ONE LAWYER, $1 MILLION: One Maryland agency had $1 million to spend on legal representation and could only find one lawyer interested, writes Bryan Sears for the Daily Record. Members of the state Board of Public Works raised questions about the lack of bidders for the contract with the Department of Human Resources representing child and adult welfare cases in Cecil County. They wanted to know if the state could get a better deal hiring an in-house attorney.

ON FRANCHOT: We’ve had trouble accessing Center Maryland over the past two days, but if you can, read Josh Kurtz’s pre-Christmas column on Peter Franchot’s transformation from a liberal legislator to a comptroller who is now the biggest cheerleader for Republican Gov. Larry Hogan.
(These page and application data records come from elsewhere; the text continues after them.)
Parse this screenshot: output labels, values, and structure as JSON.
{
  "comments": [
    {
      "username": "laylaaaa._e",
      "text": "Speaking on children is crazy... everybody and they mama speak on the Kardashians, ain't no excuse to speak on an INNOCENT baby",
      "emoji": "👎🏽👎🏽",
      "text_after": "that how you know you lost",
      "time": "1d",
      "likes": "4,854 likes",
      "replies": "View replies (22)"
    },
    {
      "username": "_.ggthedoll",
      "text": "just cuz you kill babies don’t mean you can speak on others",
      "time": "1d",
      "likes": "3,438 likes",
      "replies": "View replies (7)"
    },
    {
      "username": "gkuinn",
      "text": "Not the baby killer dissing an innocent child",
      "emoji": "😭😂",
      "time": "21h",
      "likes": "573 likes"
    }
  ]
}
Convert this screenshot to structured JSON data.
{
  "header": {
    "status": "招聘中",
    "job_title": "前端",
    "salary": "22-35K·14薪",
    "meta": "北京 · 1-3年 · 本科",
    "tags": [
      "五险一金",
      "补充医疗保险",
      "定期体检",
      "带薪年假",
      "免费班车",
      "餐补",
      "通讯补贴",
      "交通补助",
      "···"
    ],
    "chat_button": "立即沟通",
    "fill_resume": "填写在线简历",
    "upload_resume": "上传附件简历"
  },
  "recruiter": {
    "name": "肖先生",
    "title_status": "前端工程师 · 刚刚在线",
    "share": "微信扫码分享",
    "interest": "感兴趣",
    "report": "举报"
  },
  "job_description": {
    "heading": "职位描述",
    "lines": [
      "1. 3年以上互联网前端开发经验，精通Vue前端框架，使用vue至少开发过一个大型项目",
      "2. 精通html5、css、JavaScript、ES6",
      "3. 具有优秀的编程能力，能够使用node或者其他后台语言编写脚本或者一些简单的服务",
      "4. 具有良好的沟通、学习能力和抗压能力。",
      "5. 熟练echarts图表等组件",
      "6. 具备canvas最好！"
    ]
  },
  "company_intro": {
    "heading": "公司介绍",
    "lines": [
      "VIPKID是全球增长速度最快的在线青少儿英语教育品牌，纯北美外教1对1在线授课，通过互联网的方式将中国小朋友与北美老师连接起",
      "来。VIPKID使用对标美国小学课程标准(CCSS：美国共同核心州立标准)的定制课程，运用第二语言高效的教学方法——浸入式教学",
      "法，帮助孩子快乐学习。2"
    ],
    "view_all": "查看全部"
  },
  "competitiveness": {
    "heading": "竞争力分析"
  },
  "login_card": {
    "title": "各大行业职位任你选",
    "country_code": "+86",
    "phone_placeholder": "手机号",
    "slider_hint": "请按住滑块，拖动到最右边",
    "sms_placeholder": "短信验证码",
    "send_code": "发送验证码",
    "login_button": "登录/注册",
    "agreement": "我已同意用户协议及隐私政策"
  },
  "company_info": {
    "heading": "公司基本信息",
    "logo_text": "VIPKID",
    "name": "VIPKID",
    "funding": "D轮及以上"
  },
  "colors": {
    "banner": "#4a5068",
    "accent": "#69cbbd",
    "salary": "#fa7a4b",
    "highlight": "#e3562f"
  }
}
Rep. Elijah Cummings

Rep. Elijah Cummings

CUMMINGS MAY STILL RUN FOR SENATE: Rep. Elijah Cummings (D-Md.) insisted Wednesday that he could still run for the U.S. Senate, with the filing deadline less than a month away, Rachel Weiner of the Post writes. “I have it circled — believe me,” Cummings said in an interview with Baltimore’s WYPR, referring to the Feb. 3 deadline to file nomination papers in the Democratic primary. Laughing, he added, “My wife reminds me every day.”

O’MALLEY’S REALITY CHECK: If you’re running for any elective office, you’d better have thick enough skin to accept occasional humiliation, writes Barry Rascovar in his politicalmaryland.com blog. That’s especially true for those in the presidential primaries — and it seems even more so for former Maryland Gov. Martin O’Malley, who has taken hit after hit in trying to gain traction.

SCHUH’S SWIFT CHANGES: Steve Schuh was gung ho when he took office as Anne Arundel County executive 13 months ago, and he thinks he’s made a good start implementing his campaign promises and transforming county government. In an interview last month with Len Lazarick of MarylandReporter.com, he said he’s not planning to slow the pace of change.